WHAT IS REQUIRED
Searching the material below, find each line that includes the word "xlabel", and copy it.

STUDY MATERIAL
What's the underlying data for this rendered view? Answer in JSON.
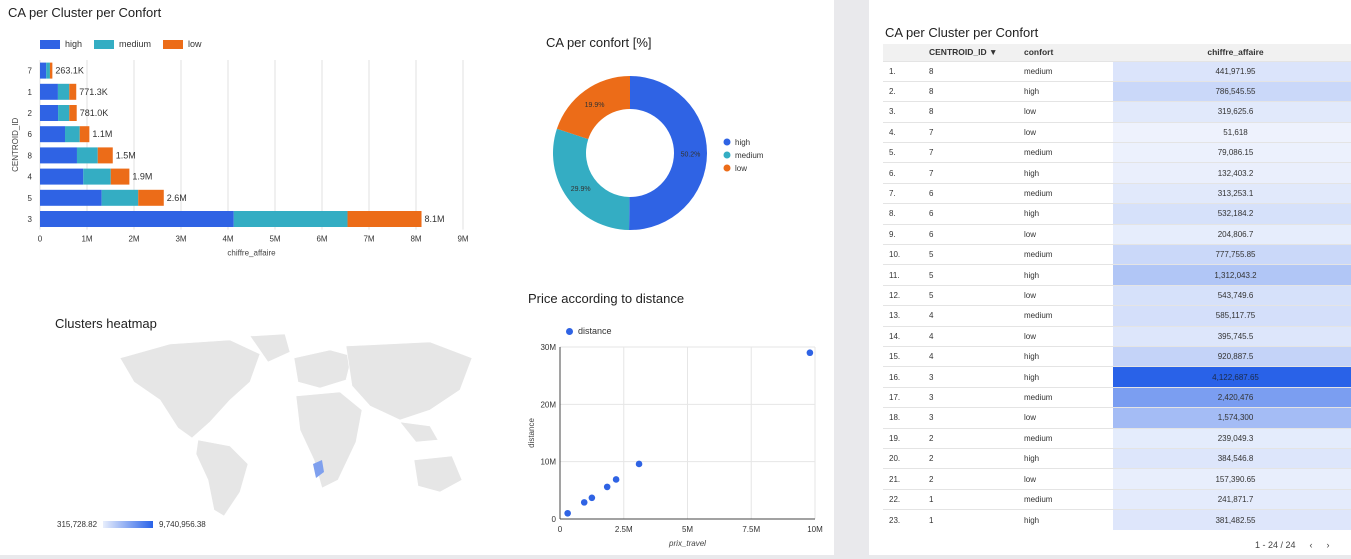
{
  "bar_chart": {
    "title": "CA per Cluster per Confort",
    "chart_data": {
      "type": "bar",
      "orientation": "horizontal",
      "stacked": true,
      "categories": [
        "7",
        "1",
        "2",
        "6",
        "8",
        "4",
        "5",
        "3"
      ],
      "series": [
        {
          "name": "high",
          "values": [
            0.132403,
            0.381483,
            0.384547,
            0.532184,
            0.786546,
            0.920888,
            1.312043,
            4.122688
          ]
        },
        {
          "name": "medium",
          "values": [
            0.079086,
            0.241872,
            0.239049,
            0.313253,
            0.441972,
            0.585118,
            0.777756,
            2.420476
          ]
        },
        {
          "name": "low",
          "values": [
            0.051618,
            0.147945,
            0.157391,
            0.204807,
            0.319626,
            0.395746,
            0.54375,
            1.5743
          ]
        }
      ],
      "totals": [
        "263.1K",
        "771.3K",
        "781.0K",
        "1.1M",
        "1.5M",
        "1.9M",
        "2.6M",
        "8.1M"
      ],
      "xlabel": "chiffre_affaire",
      "ylabel": "CENTROID_ID",
      "xticks": [
        "0",
        "1M",
        "2M",
        "3M",
        "4M",
        "5M",
        "6M",
        "7M",
        "8M",
        "9M"
      ],
      "xlim": [
        0,
        9
      ],
      "grid": true,
      "legend_position": "top-left"
    }
  },
  "donut_chart": {
    "title": "CA per confort [%]",
    "chart_data": {
      "type": "pie",
      "donut": true,
      "categories": [
        "high",
        "medium",
        "low"
      ],
      "values": [
        50.2,
        29.9,
        19.9
      ],
      "labels": [
        "50.2%",
        "29.9%",
        "19.9%"
      ],
      "legend_position": "right"
    }
  },
  "scatter_chart": {
    "title": "Price according to distance",
    "chart_data": {
      "type": "scatter",
      "series": [
        {
          "name": "distance",
          "x": [
            0.3,
            0.95,
            1.25,
            1.85,
            2.2,
            3.1,
            9.8
          ],
          "y": [
            1.0,
            2.9,
            3.7,
            5.6,
            6.9,
            9.6,
            29.0
          ]
        }
      ],
      "xlabel": "prix_travel",
      "ylabel": "distance",
      "xticks": [
        "0",
        "2.5M",
        "5M",
        "7.5M",
        "10M"
      ],
      "yticks": [
        "0",
        "10M",
        "20M",
        "30M"
      ],
      "xlim": [
        0,
        10
      ],
      "ylim": [
        0,
        30
      ],
      "legend_position": "top-left"
    }
  },
  "heatmap": {
    "title": "Clusters heatmap",
    "min_label": "315,728.82",
    "max_label": "9,740,956.38"
  },
  "table": {
    "title": "CA per Cluster per Confort",
    "columns": [
      "CENTROID_ID",
      "confort",
      "chiffre_affaire"
    ],
    "sort_indicator": "▼",
    "rows": [
      [
        "1.",
        "8",
        "medium",
        "441,971.95"
      ],
      [
        "2.",
        "8",
        "high",
        "786,545.55"
      ],
      [
        "3.",
        "8",
        "low",
        "319,625.6"
      ],
      [
        "4.",
        "7",
        "low",
        "51,618"
      ],
      [
        "5.",
        "7",
        "medium",
        "79,086.15"
      ],
      [
        "6.",
        "7",
        "high",
        "132,403.2"
      ],
      [
        "7.",
        "6",
        "medium",
        "313,253.1"
      ],
      [
        "8.",
        "6",
        "high",
        "532,184.2"
      ],
      [
        "9.",
        "6",
        "low",
        "204,806.7"
      ],
      [
        "10.",
        "5",
        "medium",
        "777,755.85"
      ],
      [
        "11.",
        "5",
        "high",
        "1,312,043.2"
      ],
      [
        "12.",
        "5",
        "low",
        "543,749.6"
      ],
      [
        "13.",
        "4",
        "medium",
        "585,117.75"
      ],
      [
        "14.",
        "4",
        "low",
        "395,745.5"
      ],
      [
        "15.",
        "4",
        "high",
        "920,887.5"
      ],
      [
        "16.",
        "3",
        "high",
        "4,122,687.65"
      ],
      [
        "17.",
        "3",
        "medium",
        "2,420,476"
      ],
      [
        "18.",
        "3",
        "low",
        "1,574,300"
      ],
      [
        "19.",
        "2",
        "medium",
        "239,049.3"
      ],
      [
        "20.",
        "2",
        "high",
        "384,546.8"
      ],
      [
        "21.",
        "2",
        "low",
        "157,390.65"
      ],
      [
        "22.",
        "1",
        "medium",
        "241,871.7"
      ],
      [
        "23.",
        "1",
        "high",
        "381,482.55"
      ]
    ],
    "pagination": "1 - 24 / 24",
    "prev_icon": "chevron-left-icon",
    "next_icon": "chevron-right-icon"
  },
  "colors": {
    "high": "#2f63e4",
    "medium": "#34adc3",
    "low": "#ec6c18"
  }
}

ANSWER TO THE EXERCISE
      "xlabel": "chiffre_affaire",
      "xlabel": "prix_travel",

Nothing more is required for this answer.